The records follow. Count the lines holding "content" and give only the number.

» **Element data from apps and pages**
******************************

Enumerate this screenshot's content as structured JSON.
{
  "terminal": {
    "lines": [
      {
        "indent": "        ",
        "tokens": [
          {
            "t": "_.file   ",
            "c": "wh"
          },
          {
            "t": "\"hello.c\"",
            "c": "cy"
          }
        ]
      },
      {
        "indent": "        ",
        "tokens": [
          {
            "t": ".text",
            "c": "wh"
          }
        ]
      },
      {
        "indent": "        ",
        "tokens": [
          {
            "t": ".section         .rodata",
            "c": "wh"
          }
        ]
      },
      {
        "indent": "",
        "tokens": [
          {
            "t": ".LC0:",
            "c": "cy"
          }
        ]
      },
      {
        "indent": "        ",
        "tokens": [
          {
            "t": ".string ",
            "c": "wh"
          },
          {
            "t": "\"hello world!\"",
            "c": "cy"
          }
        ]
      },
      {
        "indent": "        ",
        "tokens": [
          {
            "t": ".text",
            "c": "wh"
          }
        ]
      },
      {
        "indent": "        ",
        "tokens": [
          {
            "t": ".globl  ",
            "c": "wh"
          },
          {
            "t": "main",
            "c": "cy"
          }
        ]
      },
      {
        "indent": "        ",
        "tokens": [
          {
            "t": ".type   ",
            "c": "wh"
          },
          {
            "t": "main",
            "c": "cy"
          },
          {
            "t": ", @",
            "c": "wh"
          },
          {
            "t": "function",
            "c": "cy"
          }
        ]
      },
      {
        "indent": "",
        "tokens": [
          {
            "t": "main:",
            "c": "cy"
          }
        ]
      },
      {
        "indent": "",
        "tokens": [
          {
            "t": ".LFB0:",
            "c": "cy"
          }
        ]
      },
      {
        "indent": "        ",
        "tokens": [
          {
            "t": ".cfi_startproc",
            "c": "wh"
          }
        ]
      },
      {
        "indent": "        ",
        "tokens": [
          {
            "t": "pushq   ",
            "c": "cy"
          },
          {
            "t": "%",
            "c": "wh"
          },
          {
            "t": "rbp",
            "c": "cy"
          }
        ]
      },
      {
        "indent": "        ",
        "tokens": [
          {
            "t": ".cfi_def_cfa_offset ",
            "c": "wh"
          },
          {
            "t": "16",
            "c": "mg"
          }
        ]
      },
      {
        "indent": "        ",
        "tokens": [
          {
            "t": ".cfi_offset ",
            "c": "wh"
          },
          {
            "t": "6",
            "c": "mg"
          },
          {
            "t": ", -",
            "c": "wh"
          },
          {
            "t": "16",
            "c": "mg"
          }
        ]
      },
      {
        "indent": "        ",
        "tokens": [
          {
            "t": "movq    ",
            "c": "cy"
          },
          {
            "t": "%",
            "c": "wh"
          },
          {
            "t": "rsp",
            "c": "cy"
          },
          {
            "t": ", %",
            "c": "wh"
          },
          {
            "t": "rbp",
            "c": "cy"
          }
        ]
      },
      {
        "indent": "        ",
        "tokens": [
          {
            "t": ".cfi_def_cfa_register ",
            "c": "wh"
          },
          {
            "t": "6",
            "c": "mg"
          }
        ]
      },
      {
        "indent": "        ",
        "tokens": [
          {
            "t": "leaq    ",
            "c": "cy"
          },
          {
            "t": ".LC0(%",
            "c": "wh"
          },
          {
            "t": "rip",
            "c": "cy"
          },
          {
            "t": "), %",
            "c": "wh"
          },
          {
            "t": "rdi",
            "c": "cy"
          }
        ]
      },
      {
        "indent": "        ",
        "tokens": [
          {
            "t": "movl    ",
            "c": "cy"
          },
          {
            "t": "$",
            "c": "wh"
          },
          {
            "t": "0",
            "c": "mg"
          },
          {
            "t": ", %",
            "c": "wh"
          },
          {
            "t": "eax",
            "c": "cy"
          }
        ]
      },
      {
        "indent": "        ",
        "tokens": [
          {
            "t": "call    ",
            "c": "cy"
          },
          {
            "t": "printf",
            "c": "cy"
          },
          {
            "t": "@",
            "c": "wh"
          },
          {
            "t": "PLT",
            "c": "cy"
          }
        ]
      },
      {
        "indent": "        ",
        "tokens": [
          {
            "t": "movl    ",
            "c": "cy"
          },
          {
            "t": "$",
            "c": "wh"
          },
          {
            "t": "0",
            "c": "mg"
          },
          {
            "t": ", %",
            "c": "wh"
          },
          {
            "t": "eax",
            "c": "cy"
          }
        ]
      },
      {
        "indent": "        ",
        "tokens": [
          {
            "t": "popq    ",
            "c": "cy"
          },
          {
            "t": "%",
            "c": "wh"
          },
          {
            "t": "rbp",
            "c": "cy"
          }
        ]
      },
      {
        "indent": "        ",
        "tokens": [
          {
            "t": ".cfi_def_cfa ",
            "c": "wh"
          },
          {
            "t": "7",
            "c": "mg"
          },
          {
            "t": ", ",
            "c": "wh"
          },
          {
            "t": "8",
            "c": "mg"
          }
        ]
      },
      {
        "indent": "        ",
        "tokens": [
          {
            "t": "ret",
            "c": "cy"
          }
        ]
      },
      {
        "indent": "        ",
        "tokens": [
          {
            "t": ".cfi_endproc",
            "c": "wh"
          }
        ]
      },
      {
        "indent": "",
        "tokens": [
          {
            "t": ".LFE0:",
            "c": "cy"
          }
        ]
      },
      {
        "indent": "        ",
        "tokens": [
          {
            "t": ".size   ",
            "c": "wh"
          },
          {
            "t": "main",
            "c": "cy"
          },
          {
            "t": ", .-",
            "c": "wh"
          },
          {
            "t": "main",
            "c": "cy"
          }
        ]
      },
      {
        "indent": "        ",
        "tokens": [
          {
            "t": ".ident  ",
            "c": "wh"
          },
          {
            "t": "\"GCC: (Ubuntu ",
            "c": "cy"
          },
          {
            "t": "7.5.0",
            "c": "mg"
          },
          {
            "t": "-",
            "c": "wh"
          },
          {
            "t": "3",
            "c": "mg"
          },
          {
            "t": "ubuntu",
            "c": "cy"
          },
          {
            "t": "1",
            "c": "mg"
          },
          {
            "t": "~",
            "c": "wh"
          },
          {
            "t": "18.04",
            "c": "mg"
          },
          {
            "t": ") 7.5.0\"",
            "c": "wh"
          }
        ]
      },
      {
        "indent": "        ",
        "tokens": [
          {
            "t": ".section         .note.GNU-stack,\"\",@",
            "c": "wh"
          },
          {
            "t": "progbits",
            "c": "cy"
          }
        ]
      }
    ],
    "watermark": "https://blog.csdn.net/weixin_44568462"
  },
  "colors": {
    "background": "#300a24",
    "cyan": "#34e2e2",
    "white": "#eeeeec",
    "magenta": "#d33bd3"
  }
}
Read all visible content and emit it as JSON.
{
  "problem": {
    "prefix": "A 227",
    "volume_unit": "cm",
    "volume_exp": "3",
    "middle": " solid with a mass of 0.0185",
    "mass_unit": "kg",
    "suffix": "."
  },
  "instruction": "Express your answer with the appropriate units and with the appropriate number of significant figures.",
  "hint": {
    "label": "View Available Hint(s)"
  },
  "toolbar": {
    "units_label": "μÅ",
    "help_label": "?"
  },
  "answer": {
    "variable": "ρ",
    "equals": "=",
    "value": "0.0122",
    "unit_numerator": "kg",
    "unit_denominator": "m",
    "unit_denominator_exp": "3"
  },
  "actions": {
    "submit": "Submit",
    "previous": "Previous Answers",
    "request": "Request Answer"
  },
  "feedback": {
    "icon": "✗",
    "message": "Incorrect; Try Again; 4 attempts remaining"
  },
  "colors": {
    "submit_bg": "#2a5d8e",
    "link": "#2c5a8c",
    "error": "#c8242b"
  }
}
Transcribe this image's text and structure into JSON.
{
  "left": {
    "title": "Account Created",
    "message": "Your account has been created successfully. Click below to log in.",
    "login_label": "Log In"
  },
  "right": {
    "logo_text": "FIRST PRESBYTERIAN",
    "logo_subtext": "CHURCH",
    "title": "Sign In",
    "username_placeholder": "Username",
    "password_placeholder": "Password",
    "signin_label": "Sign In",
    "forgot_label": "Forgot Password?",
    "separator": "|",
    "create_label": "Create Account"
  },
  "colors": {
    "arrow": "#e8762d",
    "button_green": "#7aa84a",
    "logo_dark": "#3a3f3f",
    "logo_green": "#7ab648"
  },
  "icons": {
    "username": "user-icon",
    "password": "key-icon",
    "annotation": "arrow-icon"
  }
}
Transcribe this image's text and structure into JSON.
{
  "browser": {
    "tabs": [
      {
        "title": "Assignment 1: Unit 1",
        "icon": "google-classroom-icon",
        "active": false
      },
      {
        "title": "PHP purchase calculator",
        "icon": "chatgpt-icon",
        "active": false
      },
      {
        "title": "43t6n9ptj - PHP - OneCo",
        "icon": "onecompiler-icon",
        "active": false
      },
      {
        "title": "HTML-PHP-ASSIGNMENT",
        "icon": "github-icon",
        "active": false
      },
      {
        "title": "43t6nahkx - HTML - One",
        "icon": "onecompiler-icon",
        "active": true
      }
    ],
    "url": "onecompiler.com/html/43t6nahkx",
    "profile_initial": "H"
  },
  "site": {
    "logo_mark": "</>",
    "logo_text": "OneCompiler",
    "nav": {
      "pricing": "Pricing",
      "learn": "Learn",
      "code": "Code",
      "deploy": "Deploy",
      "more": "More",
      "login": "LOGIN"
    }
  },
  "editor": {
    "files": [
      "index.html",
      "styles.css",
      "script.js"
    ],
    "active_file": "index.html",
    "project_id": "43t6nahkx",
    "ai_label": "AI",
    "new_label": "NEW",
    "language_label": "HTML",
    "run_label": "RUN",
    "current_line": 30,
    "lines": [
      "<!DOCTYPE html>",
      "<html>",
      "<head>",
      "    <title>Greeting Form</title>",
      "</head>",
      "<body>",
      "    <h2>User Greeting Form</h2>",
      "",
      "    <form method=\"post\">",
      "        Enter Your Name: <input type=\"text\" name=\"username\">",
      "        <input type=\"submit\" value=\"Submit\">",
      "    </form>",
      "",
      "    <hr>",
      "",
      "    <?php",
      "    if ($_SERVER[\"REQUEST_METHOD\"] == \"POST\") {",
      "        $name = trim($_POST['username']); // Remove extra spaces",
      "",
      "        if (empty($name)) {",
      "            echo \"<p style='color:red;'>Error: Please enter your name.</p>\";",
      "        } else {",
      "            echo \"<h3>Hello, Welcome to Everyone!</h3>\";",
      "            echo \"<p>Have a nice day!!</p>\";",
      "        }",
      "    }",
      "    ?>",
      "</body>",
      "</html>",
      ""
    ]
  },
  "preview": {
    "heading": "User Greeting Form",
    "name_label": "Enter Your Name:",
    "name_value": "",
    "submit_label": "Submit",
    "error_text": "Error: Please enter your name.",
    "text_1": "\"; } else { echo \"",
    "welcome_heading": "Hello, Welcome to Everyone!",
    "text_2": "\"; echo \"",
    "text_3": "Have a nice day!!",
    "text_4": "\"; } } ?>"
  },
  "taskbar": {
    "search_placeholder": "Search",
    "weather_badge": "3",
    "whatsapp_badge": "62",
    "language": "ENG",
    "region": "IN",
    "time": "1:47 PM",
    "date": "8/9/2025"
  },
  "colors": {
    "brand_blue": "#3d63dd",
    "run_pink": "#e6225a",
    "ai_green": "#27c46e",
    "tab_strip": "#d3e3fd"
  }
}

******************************

» **Worked solution**
2